The challenges involved in playing the piano to a high level are immense. You need complete control of hundreds of movements in your fingers, concentration for the whole of a piece, musicality in shaping phrases, and so the list goes on. Now imagine that you have to do this with one hand.
With a lot of repertoire requiring two hands, you may think that playing a piano with one hand to a high level is not achievable. However, pianist Nicholas McCarthy has proved this is simply not the case. Born without his right hand, Nick initially wanted to be a chef but then became entranced by classical piano music. In this amazing short interview with the BBC, Nick explains the many challenges that were presented to him by respected learning institutions, a shameful story when you watch how beautifully he plays.
Nick also gives insight to the great deal of one handed piano repertoire that is out there.

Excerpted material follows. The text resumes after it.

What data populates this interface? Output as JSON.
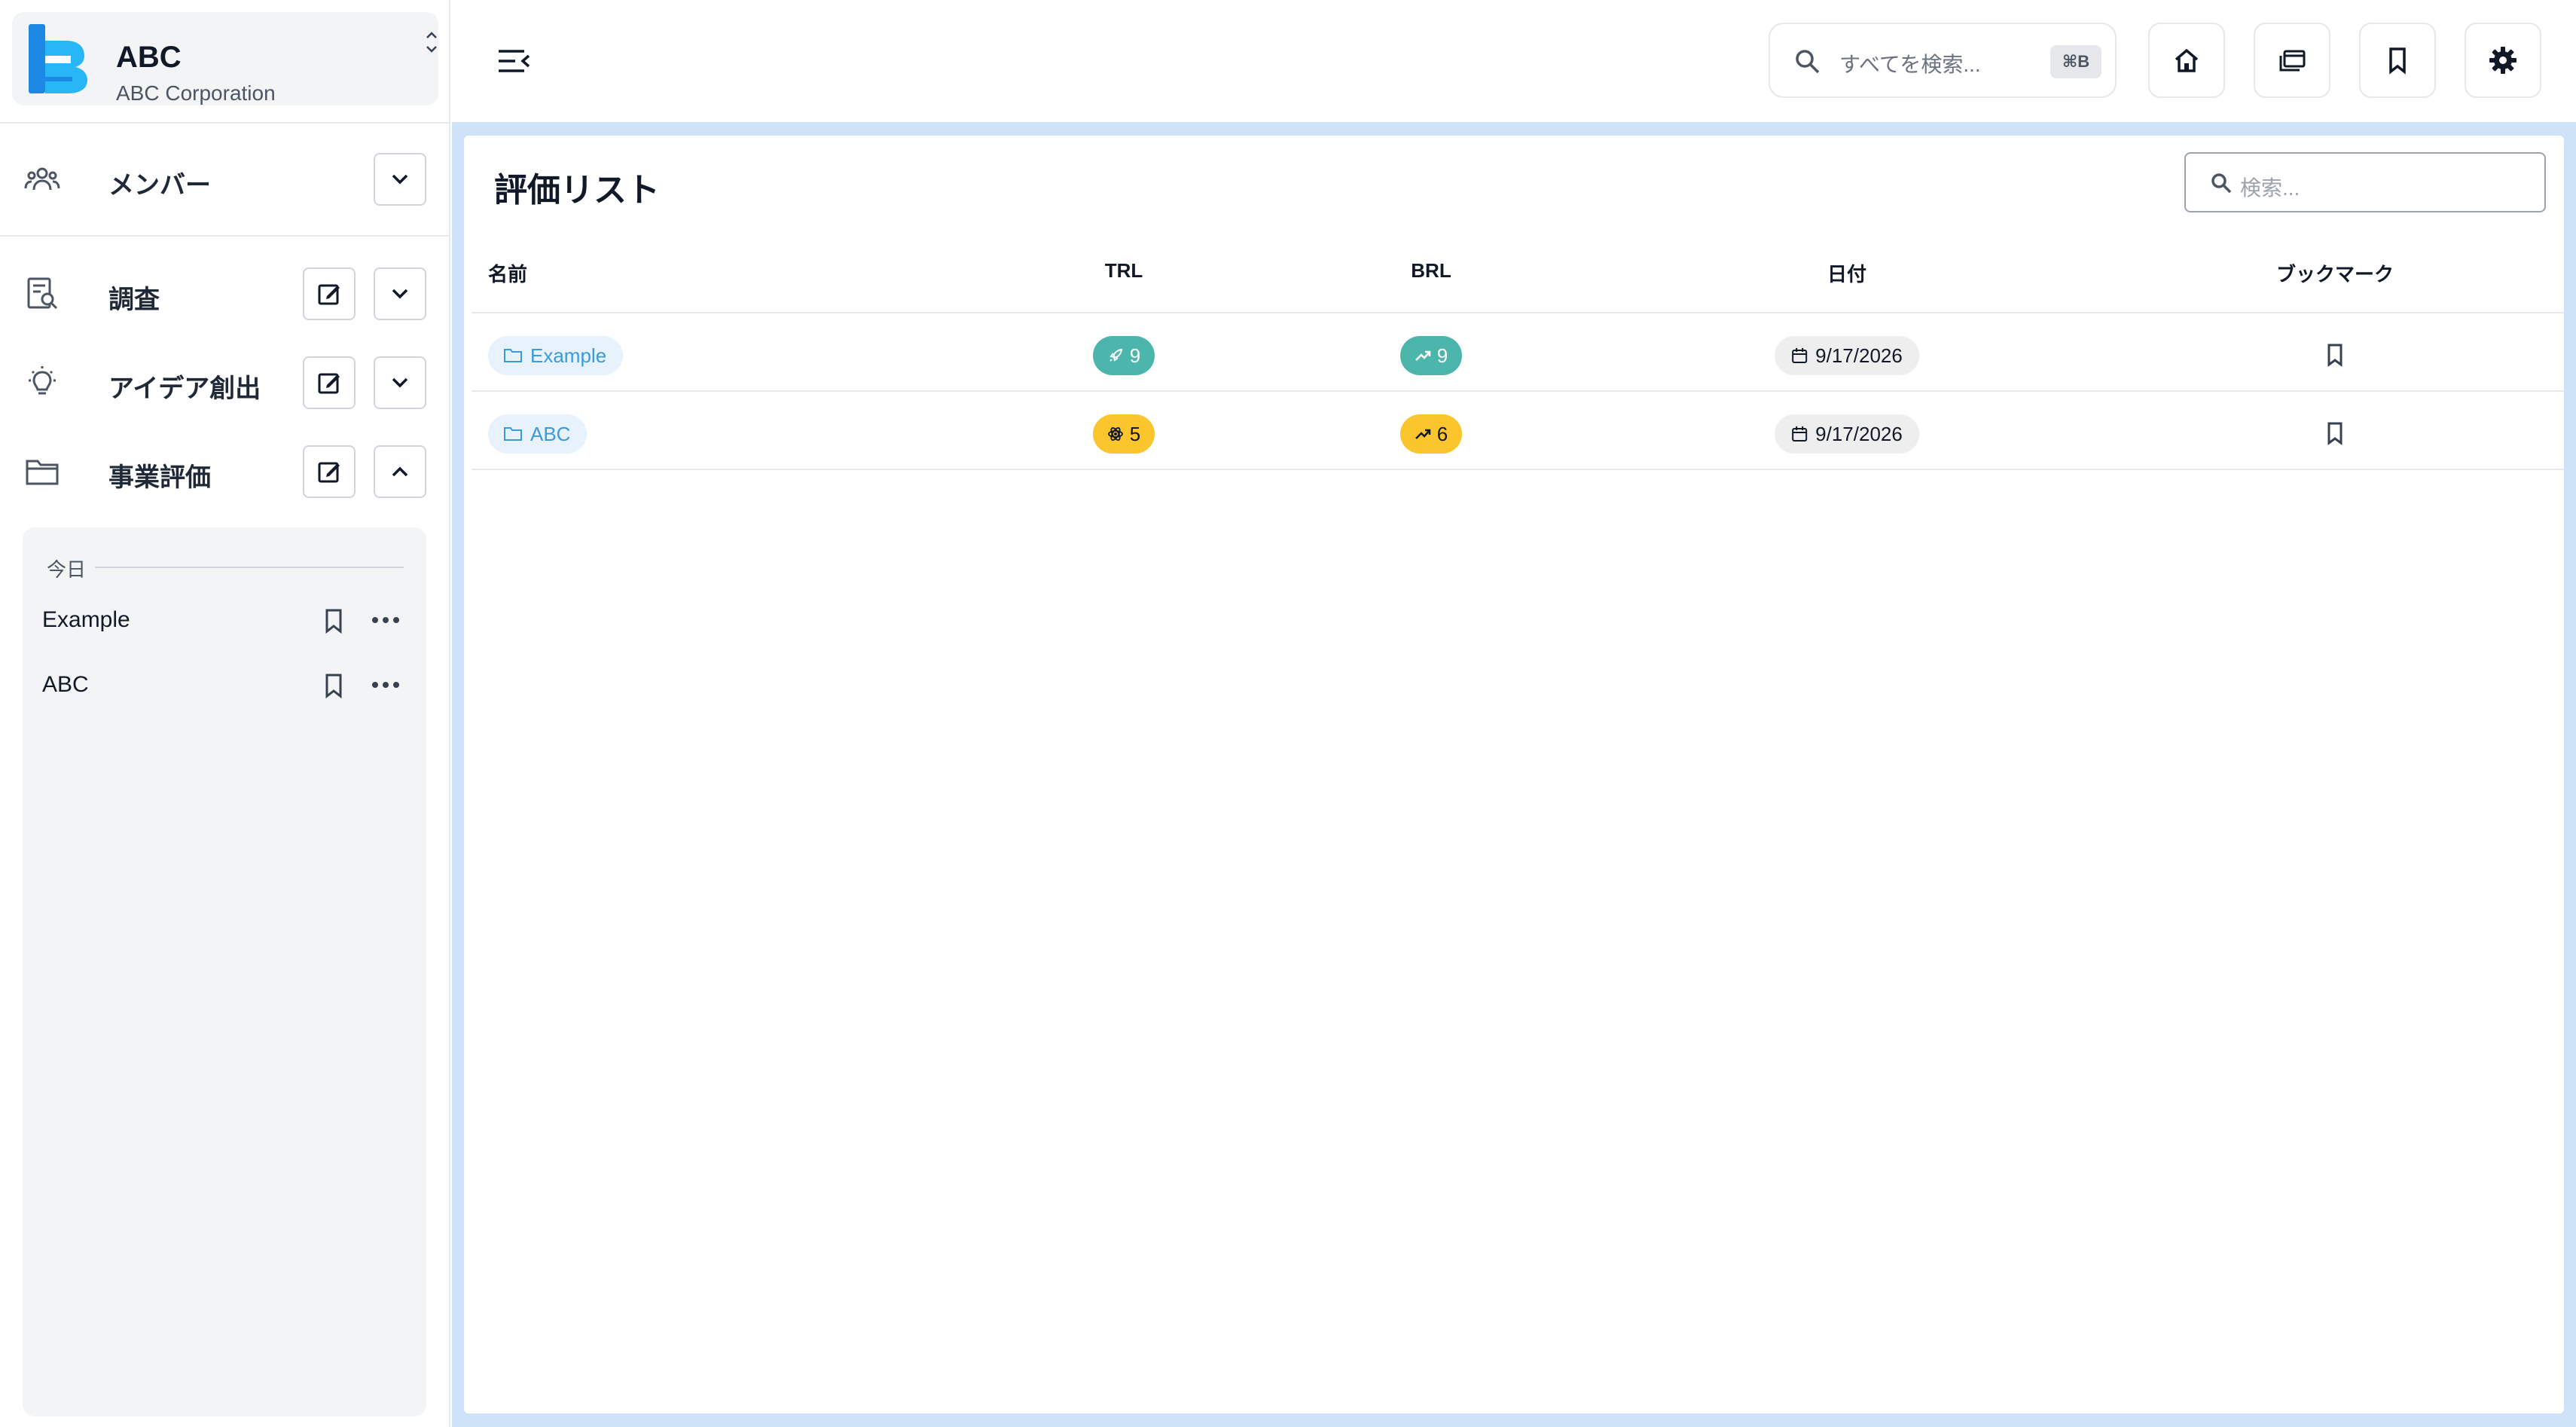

It came about during the horror of WWI, when pianist Paul Wittgenstein, brother of philosopher Ludwig Wittgenstein, had his right arm amputated after receiving an injury in battle. Paul became determined to continue his career using only his left hand.
In addition to rearranging many pieces from the standard repertoire for one hand, Paul wrote to a whole list of famous composers and asked them to write one handed piano pieces for him. Benjamin Britten, Sergei Prokofiev, Richard Strauss and Maurice Ravel all wrote pieces for him. The music has since become an integral part of all pianists’ repertoire, with many two handed pianists taking up the challenge to perform this beautiful music with one hand.
An inspiring story of perseverance against all odds, please share this story!